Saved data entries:
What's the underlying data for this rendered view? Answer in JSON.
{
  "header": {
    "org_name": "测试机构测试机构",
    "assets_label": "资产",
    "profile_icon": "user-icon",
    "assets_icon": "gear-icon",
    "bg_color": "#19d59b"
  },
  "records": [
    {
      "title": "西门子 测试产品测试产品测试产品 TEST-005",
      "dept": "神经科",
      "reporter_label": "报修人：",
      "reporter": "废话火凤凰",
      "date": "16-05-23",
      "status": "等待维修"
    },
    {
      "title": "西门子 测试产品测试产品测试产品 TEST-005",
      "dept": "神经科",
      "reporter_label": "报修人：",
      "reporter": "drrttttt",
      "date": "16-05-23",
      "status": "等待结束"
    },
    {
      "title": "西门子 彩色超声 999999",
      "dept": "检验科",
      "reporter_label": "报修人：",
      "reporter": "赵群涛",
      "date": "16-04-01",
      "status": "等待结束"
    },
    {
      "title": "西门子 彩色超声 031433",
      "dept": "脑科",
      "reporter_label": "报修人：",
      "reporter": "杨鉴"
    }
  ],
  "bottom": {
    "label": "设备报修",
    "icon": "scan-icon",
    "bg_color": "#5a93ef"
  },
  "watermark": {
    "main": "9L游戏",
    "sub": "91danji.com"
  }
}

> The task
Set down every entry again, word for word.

> Solution to this exercise
What's the underlying data for this rendered view? Answer in JSON.
{
  "header": {
    "org_name": "测试机构测试机构",
    "assets_label": "资产",
    "profile_icon": "user-icon",
    "assets_icon": "gear-icon",
    "bg_color": "#19d59b"
  },
  "records": [
    {
      "title": "西门子 测试产品测试产品测试产品 TEST-005",
      "dept": "神经科",
      "reporter_label": "报修人：",
      "reporter": "废话火凤凰",
      "date": "16-05-23",
      "status": "等待维修"
    },
    {
      "title": "西门子 测试产品测试产品测试产品 TEST-005",
      "dept": "神经科",
      "reporter_label": "报修人：",
      "reporter": "drrttttt",
      "date": "16-05-23",
      "status": "等待结束"
    },
    {
      "title": "西门子 彩色超声 999999",
      "dept": "检验科",
      "reporter_label": "报修人：",
      "reporter": "赵群涛",
      "date": "16-04-01",
      "status": "等待结束"
    },
    {
      "title": "西门子 彩色超声 031433",
      "dept": "脑科",
      "reporter_label": "报修人：",
      "reporter": "杨鉴"
    }
  ],
  "bottom": {
    "label": "设备报修",
    "icon": "scan-icon",
    "bg_color": "#5a93ef"
  },
  "watermark": {
    "main": "9L游戏",
    "sub": "91danji.com"
  }
}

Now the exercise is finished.